The results underpinned the importance of a supportive employer, with the large majority (84%) of respondents agreeing that the level of support they received may directly correlate to the loyalty (or disloyalty) they feel towards their employer. More than half (52%) of employees thought they may have been able to return to work sooner had they received better support from their employers.

Three out of four (74%) workers surveyed worried about the cost of cancer and how their families would cope with loss of income if they had to give up work. The major costs of cancer reported include travel, not being able to work and earn an income (either them or their caregiving spouse), and higher bills. Receiving repetitive treatment or recovering from surgery can require time away from work and understanding from an employer. Yet, a third (32%) of respondents revealed taking time off work for appointments is one of the biggest challenges they faced.

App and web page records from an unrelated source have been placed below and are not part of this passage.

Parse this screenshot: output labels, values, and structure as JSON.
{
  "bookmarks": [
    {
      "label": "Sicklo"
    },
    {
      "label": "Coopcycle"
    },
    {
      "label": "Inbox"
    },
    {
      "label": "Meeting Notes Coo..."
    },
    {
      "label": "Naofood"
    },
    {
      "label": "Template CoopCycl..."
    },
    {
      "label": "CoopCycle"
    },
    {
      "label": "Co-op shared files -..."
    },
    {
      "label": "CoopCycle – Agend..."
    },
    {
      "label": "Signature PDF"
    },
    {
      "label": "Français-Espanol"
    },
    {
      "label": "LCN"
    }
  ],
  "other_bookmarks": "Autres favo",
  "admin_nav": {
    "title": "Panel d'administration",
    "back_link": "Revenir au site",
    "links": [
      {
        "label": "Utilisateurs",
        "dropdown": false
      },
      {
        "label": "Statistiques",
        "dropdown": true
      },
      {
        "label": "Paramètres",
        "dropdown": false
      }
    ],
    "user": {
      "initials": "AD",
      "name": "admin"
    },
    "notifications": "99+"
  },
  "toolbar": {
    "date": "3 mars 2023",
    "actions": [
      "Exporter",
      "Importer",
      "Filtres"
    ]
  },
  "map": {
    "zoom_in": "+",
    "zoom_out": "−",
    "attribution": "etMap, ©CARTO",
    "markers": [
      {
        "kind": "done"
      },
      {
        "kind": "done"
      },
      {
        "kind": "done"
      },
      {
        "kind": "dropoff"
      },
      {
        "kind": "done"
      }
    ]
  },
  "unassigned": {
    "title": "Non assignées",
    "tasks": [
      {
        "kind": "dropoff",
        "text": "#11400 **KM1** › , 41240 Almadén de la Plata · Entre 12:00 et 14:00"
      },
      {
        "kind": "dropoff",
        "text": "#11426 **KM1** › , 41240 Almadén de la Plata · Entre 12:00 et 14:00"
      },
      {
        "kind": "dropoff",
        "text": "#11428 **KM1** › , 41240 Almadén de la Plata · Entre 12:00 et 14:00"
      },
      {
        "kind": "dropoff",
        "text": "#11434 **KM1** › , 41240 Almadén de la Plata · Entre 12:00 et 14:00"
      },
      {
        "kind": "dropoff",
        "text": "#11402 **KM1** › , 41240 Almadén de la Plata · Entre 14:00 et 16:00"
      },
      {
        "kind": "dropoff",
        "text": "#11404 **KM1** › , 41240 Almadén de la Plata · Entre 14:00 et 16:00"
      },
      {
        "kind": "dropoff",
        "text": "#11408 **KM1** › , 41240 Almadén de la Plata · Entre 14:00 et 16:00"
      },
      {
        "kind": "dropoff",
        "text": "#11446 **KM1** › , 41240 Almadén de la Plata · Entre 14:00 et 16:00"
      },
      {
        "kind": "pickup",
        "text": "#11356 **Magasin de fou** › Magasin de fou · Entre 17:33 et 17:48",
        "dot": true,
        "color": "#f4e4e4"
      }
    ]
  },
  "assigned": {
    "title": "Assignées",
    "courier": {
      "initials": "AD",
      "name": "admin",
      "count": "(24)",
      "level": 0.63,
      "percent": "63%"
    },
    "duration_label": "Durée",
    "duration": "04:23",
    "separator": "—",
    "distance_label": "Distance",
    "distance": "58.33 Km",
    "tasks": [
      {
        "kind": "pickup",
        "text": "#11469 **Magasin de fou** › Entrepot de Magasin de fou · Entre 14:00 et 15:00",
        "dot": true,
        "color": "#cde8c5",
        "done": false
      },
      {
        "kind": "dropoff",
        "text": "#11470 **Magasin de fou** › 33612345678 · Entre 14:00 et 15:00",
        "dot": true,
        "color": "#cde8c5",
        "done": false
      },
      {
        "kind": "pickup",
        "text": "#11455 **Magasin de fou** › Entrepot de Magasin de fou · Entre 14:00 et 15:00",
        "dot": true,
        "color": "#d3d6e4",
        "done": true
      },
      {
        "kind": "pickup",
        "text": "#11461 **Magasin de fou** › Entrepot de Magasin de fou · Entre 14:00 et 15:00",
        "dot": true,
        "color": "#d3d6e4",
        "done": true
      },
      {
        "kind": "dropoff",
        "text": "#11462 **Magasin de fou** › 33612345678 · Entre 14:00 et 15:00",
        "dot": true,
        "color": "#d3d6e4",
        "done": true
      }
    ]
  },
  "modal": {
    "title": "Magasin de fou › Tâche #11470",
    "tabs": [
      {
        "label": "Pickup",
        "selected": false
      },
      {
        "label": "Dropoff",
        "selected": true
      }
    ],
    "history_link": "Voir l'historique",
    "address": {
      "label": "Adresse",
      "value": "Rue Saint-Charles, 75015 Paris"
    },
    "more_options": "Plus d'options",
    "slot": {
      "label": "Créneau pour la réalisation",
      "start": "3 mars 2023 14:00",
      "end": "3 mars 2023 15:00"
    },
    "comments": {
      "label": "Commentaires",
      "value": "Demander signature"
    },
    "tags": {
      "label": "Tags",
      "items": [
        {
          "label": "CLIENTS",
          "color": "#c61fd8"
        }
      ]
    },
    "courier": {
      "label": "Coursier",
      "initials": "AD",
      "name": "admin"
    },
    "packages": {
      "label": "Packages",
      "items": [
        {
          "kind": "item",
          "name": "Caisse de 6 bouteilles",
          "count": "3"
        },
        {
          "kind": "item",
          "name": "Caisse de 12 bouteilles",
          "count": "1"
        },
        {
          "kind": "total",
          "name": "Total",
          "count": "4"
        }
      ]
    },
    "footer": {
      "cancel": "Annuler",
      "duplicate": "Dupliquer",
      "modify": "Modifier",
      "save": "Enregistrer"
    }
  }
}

More than half (52%) of respondents thought insurance cover – either to help with loss of income from an inability to work or to provide a lump sum financial benefit to help with the cost of cancer – would be beneficial.